Pick out every line of the entries below where "プログラミング" occurs, and copy those lines.
Start of Listed records
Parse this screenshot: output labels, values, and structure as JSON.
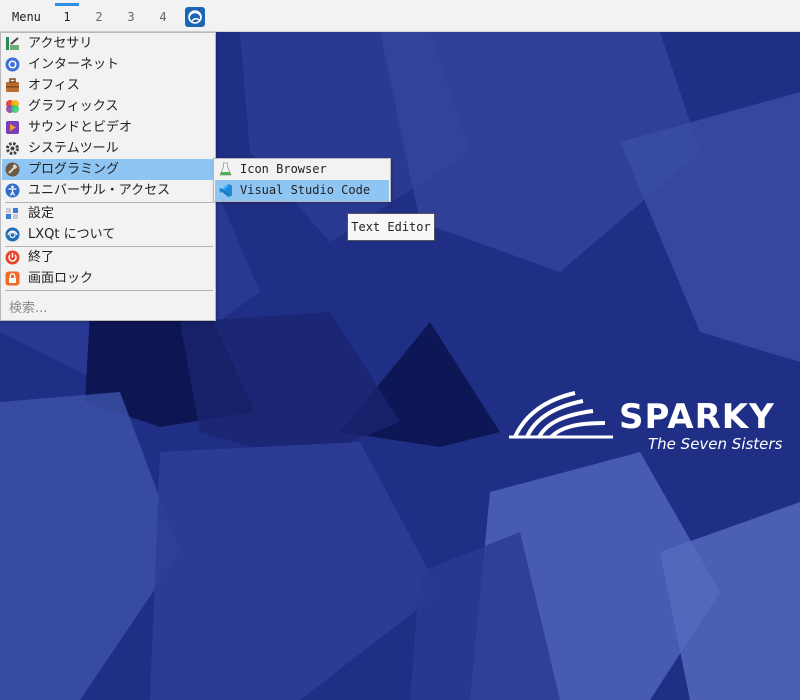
{
  "panel": {
    "menu_label": "Menu",
    "workspaces": [
      "1",
      "2",
      "3",
      "4"
    ],
    "active_workspace": "1",
    "taskbar_icon": "sparky-swirl-icon"
  },
  "main_menu": {
    "items": [
      {
        "label": "アクセサリ",
        "icon": "accessories-icon"
      },
      {
        "label": "インターネット",
        "icon": "internet-icon"
      },
      {
        "label": "オフィス",
        "icon": "office-icon"
      },
      {
        "label": "グラフィックス",
        "icon": "graphics-icon"
      },
      {
        "label": "サウンドとビデオ",
        "icon": "sound-video-icon"
      },
      {
        "label": "システムツール",
        "icon": "system-tools-icon"
      },
      {
        "label": "プログラミング",
        "icon": "programming-icon"
      },
      {
        "label": "ユニバーサル・アクセス",
        "icon": "universal-access-icon"
      },
      {
        "label": "設定",
        "icon": "settings-icon"
      },
      {
        "label": "LXQt について",
        "icon": "lxqt-icon"
      },
      {
        "label": "終了",
        "icon": "power-icon"
      },
      {
        "label": "画面ロック",
        "icon": "lock-icon"
      }
    ],
    "highlighted": "プログラミング",
    "search_placeholder": "検索..."
  },
  "sub_menu": {
    "items": [
      {
        "label": "Icon Browser",
        "icon": "flask-icon"
      },
      {
        "label": "Visual Studio Code",
        "icon": "vscode-icon"
      }
    ],
    "highlighted": "Visual Studio Code"
  },
  "tooltip": {
    "text": "Text Editor"
  },
  "logo": {
    "wordmark": "SPARKY",
    "tagline": "The Seven Sisters"
  },
  "colors": {
    "wallpaper": "#1f2f86",
    "highlight": "#8ec5f2",
    "active_workspace_bar": "#2f8fe0"
  }
}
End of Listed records
[Result]
        "label": "プログラミング",
    "highlighted": "プログラミング",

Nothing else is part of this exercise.